In one sense, this is a play in which nothing happens. It is just a murder in the cathedral. The interest lies in what goes on in the minds of Thomas, the knights, and more importantly what goes on in our minds. At one point one of the knights says that we – the audience – we killed Becket – it is our fault. We are sucked in, involved. The play is a mirror to us and our society even today. Eliot holds us a mirror to see ourselves in the minds of his characters, but he moves it and catches different rays of light, so that we become confused, like the women of Canterbury, who, like a chorus line, are always watching, and waiting. Eliot manages to convey the ordinariness, the irrelevance of this death alongside the deep significance of a murder of an Archbishop.
Eliot would not have known about bombs on tube trains (although he would have read Joseph Conrad’s The Secret Agent, which is another modernist work that shouts very loudly in our liberal western faces). The idea that religion and politics don’t, or shouldn’t intersect is an old one: we bemoan the terror on our streets today, but there is a straight line all the way back: religion and terror have always been connected, and martyrdom is a very modern concept, not leastly because – as Eliot would not have known – there were more Christian martyrs in the twentieth century than in all the other centuries put together. Stalin, Hitler, Pol Pot, Mao Zedong, among others made martyrs by the million.
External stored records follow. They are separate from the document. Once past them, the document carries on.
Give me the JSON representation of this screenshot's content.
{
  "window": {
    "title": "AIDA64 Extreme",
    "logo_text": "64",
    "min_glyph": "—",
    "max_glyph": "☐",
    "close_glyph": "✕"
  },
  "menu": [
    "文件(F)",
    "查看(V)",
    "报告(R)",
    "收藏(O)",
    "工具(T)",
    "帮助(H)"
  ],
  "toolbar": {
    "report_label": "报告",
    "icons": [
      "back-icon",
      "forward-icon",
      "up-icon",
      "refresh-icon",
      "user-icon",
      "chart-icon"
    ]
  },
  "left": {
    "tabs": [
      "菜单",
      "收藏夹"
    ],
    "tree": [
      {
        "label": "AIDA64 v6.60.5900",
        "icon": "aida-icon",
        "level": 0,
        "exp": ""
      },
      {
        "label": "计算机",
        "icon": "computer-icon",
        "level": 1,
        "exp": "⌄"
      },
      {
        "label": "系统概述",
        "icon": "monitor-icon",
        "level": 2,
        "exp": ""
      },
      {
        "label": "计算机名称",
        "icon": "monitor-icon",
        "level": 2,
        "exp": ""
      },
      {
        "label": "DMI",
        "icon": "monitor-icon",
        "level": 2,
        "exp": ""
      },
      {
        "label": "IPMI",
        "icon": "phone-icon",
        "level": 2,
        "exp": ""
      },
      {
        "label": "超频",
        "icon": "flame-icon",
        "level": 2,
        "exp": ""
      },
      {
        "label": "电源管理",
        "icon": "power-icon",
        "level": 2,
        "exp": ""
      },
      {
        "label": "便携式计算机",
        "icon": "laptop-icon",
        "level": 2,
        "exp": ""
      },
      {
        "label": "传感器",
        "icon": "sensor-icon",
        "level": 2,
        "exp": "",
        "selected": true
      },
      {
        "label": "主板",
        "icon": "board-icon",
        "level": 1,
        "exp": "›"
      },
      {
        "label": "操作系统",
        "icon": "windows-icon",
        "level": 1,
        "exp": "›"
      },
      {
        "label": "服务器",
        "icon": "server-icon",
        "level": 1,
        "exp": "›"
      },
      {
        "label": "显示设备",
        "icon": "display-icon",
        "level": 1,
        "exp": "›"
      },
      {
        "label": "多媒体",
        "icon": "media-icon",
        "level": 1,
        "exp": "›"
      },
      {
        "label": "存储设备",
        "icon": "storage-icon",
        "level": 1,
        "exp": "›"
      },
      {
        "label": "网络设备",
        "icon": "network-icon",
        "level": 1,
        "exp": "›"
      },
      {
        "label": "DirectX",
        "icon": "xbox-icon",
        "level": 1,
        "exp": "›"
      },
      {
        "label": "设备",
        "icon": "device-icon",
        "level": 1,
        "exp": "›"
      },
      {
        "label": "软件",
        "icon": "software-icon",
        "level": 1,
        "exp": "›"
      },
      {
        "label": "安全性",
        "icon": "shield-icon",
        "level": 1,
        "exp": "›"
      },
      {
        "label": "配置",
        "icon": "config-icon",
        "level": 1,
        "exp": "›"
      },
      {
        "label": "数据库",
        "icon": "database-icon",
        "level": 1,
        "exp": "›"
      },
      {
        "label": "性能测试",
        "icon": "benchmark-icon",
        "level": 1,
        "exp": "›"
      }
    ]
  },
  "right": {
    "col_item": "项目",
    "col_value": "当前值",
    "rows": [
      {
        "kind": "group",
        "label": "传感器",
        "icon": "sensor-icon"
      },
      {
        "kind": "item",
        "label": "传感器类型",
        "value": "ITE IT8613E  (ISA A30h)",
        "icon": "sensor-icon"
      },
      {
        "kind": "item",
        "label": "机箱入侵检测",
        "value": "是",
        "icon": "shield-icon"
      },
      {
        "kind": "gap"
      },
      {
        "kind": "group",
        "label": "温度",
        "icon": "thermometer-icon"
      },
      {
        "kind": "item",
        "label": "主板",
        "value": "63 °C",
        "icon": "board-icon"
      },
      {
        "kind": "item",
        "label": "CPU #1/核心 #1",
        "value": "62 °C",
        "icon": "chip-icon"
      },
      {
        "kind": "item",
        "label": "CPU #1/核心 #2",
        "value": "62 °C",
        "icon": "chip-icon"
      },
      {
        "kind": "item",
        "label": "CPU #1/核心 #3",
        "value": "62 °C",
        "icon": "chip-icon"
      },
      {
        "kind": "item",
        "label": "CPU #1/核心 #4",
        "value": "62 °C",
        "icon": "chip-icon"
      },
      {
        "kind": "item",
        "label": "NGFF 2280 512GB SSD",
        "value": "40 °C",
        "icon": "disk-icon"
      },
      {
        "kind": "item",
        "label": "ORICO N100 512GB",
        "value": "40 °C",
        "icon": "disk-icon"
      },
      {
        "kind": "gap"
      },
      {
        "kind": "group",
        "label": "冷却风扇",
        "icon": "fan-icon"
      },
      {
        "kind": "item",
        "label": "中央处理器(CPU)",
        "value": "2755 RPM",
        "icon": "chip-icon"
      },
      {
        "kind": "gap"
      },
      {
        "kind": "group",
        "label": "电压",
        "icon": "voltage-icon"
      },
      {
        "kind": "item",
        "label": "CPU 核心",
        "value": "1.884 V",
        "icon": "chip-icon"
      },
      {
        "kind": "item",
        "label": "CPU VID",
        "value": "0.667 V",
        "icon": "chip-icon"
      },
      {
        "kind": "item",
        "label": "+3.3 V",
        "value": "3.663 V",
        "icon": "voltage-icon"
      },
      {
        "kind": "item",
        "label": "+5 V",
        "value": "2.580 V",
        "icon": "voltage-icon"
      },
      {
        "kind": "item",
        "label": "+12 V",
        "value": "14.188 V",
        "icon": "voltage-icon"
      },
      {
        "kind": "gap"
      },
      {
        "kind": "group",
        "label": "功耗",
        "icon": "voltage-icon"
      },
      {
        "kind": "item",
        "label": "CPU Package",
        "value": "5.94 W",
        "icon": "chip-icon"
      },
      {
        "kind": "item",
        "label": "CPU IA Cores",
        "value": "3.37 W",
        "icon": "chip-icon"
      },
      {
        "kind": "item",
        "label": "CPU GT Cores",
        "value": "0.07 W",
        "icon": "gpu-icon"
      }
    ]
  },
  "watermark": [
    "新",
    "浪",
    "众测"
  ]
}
Unlike Becket, it would seem, they did not have a choice.
With all these questions and little resolved, Eliot leaves us with the Te Deum slightly rewritten. In their confusion, doubt and wonder, the priests and people praise the Lord. Like Job, they say “The Lord giveth and the Lord taketh away, blessed be the name of the Lord!”. It is our only valid response, really. The same people who said they did not want anything to happen, conclude by admitting their part in the sin of the world. It makes us wonder what has changed? Perhaps they have, and that is the important thing. And we too can be changed by these events, even if we know not how. The drama enacted before them has not only been before them, but in them. In us too. We are all, like they, representative of the Common man and woman. Our experience of life is fundamentally the same. That is how Eliot’s twentieth century rendition of a 12th century tale is now a twenty-first century phenomenon – and therein lies its greatness. As a commentary on history itself, it is dateless – timeless. And then there’s Becket himself: he is different - however we may feel about his actions, motives and thoughts, he has risen above the commonplace, to make a difference. Was it worth it?
The Rev'd Dr Gordon Giles, St Mary Magdalene, Enfield, 17/9/17